Task requirements => Reproduce the entries so that every line matches the original exactly.

Dataset rows for apps and sites
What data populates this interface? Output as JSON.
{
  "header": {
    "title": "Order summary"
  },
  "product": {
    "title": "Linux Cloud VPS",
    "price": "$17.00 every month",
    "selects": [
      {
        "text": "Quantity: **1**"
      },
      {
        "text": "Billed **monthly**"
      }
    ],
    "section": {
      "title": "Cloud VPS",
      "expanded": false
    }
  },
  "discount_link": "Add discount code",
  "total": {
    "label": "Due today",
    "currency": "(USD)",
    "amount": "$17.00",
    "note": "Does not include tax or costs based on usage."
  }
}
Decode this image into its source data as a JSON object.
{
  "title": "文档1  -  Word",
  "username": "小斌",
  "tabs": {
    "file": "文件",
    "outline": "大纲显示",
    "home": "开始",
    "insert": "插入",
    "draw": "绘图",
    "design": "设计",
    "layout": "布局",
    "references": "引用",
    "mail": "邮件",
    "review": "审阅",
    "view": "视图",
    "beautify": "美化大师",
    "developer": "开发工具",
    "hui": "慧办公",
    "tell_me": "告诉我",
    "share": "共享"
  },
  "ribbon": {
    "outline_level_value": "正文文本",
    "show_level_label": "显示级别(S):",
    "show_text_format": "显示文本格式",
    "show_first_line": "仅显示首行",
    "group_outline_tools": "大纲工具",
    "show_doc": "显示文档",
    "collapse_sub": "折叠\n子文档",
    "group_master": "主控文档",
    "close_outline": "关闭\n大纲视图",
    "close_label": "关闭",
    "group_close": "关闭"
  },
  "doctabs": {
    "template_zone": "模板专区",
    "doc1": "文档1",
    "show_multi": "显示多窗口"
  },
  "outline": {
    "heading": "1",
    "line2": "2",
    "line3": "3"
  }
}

Expected output =>
What data populates this interface? Output as JSON.
{
  "header": {
    "title": "Order summary"
  },
  "product": {
    "title": "Linux Cloud VPS",
    "price": "$17.00 every month",
    "selects": [
      {
        "text": "Quantity: **1**"
      },
      {
        "text": "Billed **monthly**"
      }
    ],
    "section": {
      "title": "Cloud VPS",
      "expanded": false
    }
  },
  "discount_link": "Add discount code",
  "total": {
    "label": "Due today",
    "currency": "(USD)",
    "amount": "$17.00",
    "note": "Does not include tax or costs based on usage."
  }
}
Decode this image into its source data as a JSON object.
{
  "title": "文档1  -  Word",
  "username": "小斌",
  "tabs": {
    "file": "文件",
    "outline": "大纲显示",
    "home": "开始",
    "insert": "插入",
    "draw": "绘图",
    "design": "设计",
    "layout": "布局",
    "references": "引用",
    "mail": "邮件",
    "review": "审阅",
    "view": "视图",
    "beautify": "美化大师",
    "developer": "开发工具",
    "hui": "慧办公",
    "tell_me": "告诉我",
    "share": "共享"
  },
  "ribbon": {
    "outline_level_value": "正文文本",
    "show_level_label": "显示级别(S):",
    "show_text_format": "显示文本格式",
    "show_first_line": "仅显示首行",
    "group_outline_tools": "大纲工具",
    "show_doc": "显示文档",
    "collapse_sub": "折叠\n子文档",
    "group_master": "主控文档",
    "close_outline": "关闭\n大纲视图",
    "close_label": "关闭",
    "group_close": "关闭"
  },
  "doctabs": {
    "template_zone": "模板专区",
    "doc1": "文档1",
    "show_multi": "显示多窗口"
  },
  "outline": {
    "heading": "1",
    "line2": "2",
    "line3": "3"
  }
}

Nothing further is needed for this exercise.